Task description:
All records are to be restated word for word, with pictures excluded.

----------------

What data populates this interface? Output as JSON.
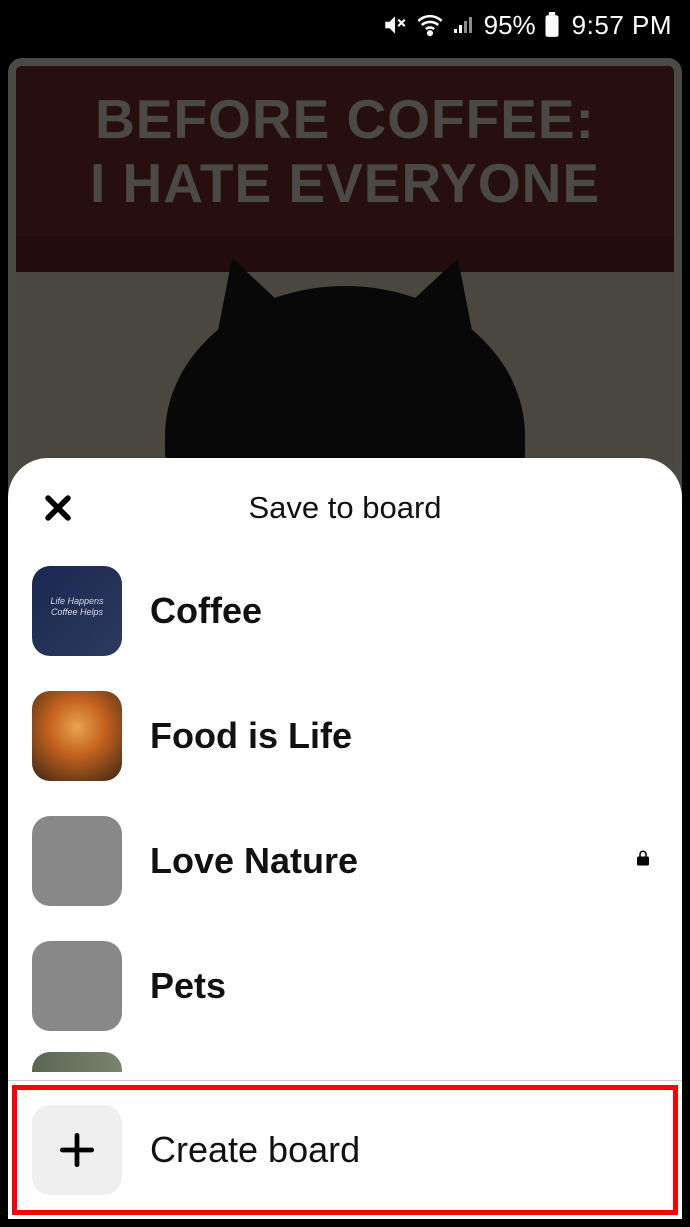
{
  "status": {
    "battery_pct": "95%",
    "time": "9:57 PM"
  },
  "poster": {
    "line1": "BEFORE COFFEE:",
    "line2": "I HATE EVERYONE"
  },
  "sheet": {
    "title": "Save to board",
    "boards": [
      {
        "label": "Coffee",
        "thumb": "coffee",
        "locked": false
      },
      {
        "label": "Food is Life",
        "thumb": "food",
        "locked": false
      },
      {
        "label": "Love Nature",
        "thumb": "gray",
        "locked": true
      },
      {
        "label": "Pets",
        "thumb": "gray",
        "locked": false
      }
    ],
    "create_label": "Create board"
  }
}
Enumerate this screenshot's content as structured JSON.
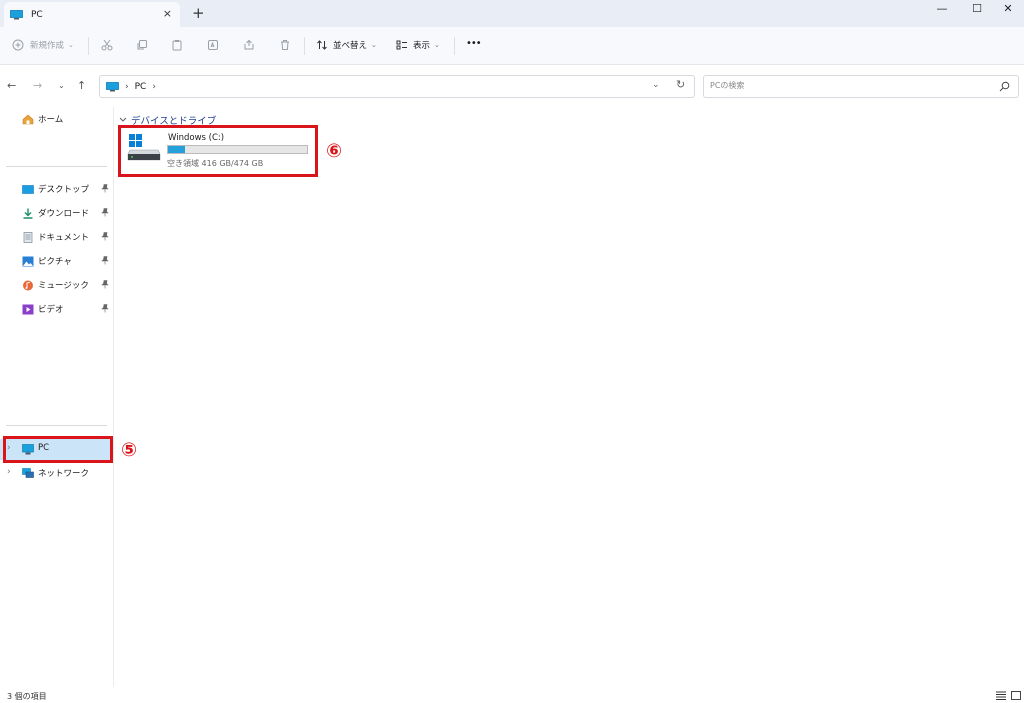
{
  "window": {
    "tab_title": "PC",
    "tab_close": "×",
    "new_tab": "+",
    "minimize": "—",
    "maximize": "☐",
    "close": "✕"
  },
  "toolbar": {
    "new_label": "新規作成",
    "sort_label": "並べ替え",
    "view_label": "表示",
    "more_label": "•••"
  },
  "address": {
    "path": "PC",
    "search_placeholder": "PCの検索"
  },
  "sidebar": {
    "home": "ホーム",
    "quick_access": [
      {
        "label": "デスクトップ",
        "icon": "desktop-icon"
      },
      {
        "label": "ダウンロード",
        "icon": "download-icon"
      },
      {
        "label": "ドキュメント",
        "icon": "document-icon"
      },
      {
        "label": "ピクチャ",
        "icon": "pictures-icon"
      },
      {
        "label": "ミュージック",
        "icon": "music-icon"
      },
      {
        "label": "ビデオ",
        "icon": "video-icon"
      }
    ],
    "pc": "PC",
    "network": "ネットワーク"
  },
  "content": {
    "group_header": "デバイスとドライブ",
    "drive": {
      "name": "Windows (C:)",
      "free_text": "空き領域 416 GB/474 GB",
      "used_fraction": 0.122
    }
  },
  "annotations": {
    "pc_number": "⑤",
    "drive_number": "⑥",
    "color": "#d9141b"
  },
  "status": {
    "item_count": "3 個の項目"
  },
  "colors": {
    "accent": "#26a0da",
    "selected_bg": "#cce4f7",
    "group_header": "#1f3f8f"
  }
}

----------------

Output:
What data populates this interface? Output as JSON.
{
  "status": {
    "battery_pct": "95%",
    "time": "9:57 PM"
  },
  "poster": {
    "line1": "BEFORE COFFEE:",
    "line2": "I HATE EVERYONE"
  },
  "sheet": {
    "title": "Save to board",
    "boards": [
      {
        "label": "Coffee",
        "thumb": "coffee",
        "locked": false
      },
      {
        "label": "Food is Life",
        "thumb": "food",
        "locked": false
      },
      {
        "label": "Love Nature",
        "thumb": "gray",
        "locked": true
      },
      {
        "label": "Pets",
        "thumb": "gray",
        "locked": false
      }
    ],
    "create_label": "Create board"
  }
}
Enumerate this screenshot's content as structured JSON.
{
  "window": {
    "tab_title": "PC",
    "tab_close": "×",
    "new_tab": "+",
    "minimize": "—",
    "maximize": "☐",
    "close": "✕"
  },
  "toolbar": {
    "new_label": "新規作成",
    "sort_label": "並べ替え",
    "view_label": "表示",
    "more_label": "•••"
  },
  "address": {
    "path": "PC",
    "search_placeholder": "PCの検索"
  },
  "sidebar": {
    "home": "ホーム",
    "quick_access": [
      {
        "label": "デスクトップ",
        "icon": "desktop-icon"
      },
      {
        "label": "ダウンロード",
        "icon": "download-icon"
      },
      {
        "label": "ドキュメント",
        "icon": "document-icon"
      },
      {
        "label": "ピクチャ",
        "icon": "pictures-icon"
      },
      {
        "label": "ミュージック",
        "icon": "music-icon"
      },
      {
        "label": "ビデオ",
        "icon": "video-icon"
      }
    ],
    "pc": "PC",
    "network": "ネットワーク"
  },
  "content": {
    "group_header": "デバイスとドライブ",
    "drive": {
      "name": "Windows (C:)",
      "free_text": "空き領域 416 GB/474 GB",
      "used_fraction": 0.122
    }
  },
  "annotations": {
    "pc_number": "⑤",
    "drive_number": "⑥",
    "color": "#d9141b"
  },
  "status": {
    "item_count": "3 個の項目"
  },
  "colors": {
    "accent": "#26a0da",
    "selected_bg": "#cce4f7",
    "group_header": "#1f3f8f"
  }
}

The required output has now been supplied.